» Supplied material:
Content starts

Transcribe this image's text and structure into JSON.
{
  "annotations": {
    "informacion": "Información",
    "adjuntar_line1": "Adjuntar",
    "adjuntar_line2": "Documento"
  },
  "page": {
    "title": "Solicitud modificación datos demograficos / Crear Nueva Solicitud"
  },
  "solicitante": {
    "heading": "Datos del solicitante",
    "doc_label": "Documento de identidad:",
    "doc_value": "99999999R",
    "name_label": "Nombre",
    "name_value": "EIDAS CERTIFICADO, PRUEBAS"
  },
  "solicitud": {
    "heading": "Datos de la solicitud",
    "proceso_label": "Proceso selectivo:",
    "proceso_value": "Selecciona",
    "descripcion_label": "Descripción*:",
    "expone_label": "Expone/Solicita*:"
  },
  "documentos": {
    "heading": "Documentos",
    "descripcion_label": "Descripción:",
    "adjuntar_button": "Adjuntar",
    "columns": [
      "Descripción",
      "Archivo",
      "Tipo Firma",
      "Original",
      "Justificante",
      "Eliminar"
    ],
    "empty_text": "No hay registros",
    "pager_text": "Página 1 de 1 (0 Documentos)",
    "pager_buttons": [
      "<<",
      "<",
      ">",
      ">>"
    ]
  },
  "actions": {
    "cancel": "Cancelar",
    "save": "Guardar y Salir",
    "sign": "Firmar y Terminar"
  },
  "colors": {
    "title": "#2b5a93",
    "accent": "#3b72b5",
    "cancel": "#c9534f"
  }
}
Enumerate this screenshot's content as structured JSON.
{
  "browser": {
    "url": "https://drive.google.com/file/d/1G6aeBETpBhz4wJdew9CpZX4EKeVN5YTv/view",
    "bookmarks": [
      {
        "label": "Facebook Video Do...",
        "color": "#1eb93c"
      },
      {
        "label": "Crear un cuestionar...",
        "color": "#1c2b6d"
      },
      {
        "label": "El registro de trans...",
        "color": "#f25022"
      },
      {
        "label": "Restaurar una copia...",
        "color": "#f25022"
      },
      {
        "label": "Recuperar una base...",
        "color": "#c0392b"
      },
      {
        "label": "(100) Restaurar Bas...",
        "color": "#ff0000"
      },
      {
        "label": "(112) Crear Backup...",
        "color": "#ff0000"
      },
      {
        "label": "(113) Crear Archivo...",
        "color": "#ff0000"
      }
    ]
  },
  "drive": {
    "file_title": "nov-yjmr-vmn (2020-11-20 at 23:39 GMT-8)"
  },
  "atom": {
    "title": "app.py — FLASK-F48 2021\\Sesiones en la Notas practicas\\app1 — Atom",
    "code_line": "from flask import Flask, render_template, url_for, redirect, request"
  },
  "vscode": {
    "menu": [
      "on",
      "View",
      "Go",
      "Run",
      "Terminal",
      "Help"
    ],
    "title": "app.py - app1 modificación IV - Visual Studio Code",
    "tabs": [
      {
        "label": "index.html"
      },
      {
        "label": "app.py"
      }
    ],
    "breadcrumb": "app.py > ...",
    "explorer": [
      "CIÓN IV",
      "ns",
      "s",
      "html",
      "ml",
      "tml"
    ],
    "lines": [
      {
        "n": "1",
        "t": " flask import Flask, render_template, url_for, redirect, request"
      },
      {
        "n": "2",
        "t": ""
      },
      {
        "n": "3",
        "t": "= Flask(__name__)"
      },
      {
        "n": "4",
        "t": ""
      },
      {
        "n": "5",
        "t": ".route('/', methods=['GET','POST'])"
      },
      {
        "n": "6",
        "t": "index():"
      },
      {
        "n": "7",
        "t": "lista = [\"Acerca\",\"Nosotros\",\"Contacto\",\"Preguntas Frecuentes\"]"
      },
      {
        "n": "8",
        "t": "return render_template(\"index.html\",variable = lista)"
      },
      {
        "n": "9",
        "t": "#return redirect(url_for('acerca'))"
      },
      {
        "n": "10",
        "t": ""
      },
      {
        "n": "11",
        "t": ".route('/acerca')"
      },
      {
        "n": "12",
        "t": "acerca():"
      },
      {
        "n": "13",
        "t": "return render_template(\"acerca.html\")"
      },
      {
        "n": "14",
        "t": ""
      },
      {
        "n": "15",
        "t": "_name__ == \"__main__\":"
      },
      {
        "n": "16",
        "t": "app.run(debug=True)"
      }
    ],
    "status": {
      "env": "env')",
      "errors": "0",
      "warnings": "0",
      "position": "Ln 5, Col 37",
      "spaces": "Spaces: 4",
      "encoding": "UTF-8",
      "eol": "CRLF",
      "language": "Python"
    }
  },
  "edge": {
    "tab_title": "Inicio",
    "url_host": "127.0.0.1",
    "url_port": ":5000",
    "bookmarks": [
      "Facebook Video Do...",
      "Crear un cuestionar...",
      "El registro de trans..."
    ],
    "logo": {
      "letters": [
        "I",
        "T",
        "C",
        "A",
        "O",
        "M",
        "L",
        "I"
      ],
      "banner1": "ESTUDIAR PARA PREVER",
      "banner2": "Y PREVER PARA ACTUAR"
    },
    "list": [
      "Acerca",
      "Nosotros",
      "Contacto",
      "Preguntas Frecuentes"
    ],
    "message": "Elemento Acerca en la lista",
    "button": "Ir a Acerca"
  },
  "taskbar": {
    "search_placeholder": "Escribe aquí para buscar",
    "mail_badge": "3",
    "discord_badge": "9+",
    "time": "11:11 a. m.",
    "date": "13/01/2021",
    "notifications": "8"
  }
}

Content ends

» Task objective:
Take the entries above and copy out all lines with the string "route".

» Exercise response:
        "t": ".route('/', methods=['GET','POST'])"
        "t": ".route('/acerca')"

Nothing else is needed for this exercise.